At this point, we had already booked the boat to Battambang for the next day, so we hoped with all the rest that we would feel up to the 9 hour journey. Otherwise, we would be taking advantage of the travel insurance for the first time.

 

 

Crossing the Thailand-Cambodia border at Chong Chom-Osmach

I wanted to make sure to record this because I scoured the internet for more detailed information about the crossing and couldn’t find too many recent reports. Most tourists doing crossing this land border go through Poipet. Reading about how to navigate the crossing without getting scammed is insane. The wikitravel guide has pages walking you through the procedure complete with maps. They begin by overcharging you for the visa then forcing you to pay an extra stamping fee. Someone even mentioned the bus company giving them slightly different continuing transportation (you walk a across the border even with bus transport booked through) stickers to show whether or not they paid the extra fee. If you need transport on the Cambodia side, you’re herded on to busses by police to take you to a more expensive bus station rather than the local one.

Since Nang Rong was equidistant from Chong Chom and Poipet we decided to go to the less crazy but onward transport more uncertain border. The Chong Chom crossing was closed for a long time due to fighting with the Khmer Rouge, which lasted into the late 1990s. Now, this border sees more Thai tourists hopping the border to gamble at the casino resorts directly at the border. Gambling is illegal in both countries for their citizens, but in Cambodia, foreigners can gamble. At Friday midday, the casino traffic wasn’t too bad.

To get to Chong Chom, we took a full bus toward Surin after an hour of waiting, but ended up getting off early realizing we could save distance/time by transferring at Prasat instead. There, we caught a minivan to Chong Chom. There’s no baggage storage in those cars. Our huge packs rode in our laps. Then, they fit three people in the two seats next to us.  Thankfully the ride wasn’t too long.

The border crossing was uneventful. A taxi driver we wanted our business sheparded us through the crossing, although it was pretty straightforward. We managed to only pay the $30 visa fee each without tea money. The shared cab was a bit on the pricey side. We ended up paying 1500 baht for a two hour ride to Siam Reap.

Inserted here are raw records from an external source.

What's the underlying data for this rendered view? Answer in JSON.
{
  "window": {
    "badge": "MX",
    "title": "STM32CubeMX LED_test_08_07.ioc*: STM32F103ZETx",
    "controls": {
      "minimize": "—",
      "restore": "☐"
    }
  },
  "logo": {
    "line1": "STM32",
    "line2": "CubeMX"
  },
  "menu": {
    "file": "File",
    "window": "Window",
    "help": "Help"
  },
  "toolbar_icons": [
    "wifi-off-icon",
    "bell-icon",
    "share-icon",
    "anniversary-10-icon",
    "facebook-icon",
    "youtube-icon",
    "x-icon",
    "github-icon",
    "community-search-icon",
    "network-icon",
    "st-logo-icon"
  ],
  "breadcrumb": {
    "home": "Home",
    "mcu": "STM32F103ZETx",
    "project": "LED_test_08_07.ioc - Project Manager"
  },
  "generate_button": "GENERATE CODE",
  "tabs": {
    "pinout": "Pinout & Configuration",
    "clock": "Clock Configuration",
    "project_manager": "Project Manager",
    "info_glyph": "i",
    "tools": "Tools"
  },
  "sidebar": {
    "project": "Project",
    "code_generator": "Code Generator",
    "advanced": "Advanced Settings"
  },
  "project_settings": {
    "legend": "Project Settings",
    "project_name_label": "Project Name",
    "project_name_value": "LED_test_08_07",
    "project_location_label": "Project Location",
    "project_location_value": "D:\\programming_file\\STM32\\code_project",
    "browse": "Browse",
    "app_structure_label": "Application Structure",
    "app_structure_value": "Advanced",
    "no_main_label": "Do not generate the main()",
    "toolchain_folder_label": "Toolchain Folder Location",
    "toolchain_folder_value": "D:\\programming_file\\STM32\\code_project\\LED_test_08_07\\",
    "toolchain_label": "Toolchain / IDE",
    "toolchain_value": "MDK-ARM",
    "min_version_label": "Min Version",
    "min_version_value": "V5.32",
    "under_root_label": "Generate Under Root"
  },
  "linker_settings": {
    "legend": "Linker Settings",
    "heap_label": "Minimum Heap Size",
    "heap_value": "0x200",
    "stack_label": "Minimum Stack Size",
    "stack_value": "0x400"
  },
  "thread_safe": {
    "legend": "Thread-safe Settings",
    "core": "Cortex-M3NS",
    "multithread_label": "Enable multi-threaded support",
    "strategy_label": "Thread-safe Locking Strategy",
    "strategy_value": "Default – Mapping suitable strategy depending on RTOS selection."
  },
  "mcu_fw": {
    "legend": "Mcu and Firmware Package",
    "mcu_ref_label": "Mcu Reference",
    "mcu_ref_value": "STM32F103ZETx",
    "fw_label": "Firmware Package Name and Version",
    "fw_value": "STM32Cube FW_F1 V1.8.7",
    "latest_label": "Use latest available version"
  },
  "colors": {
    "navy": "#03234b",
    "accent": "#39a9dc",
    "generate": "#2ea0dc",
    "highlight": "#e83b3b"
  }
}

Unfortunately, he dropped us 3km from the hostel with a tuk tuk driver for a “free” ride to our hostel. We decided to walk as it was a nice evening and we had been sitting all day.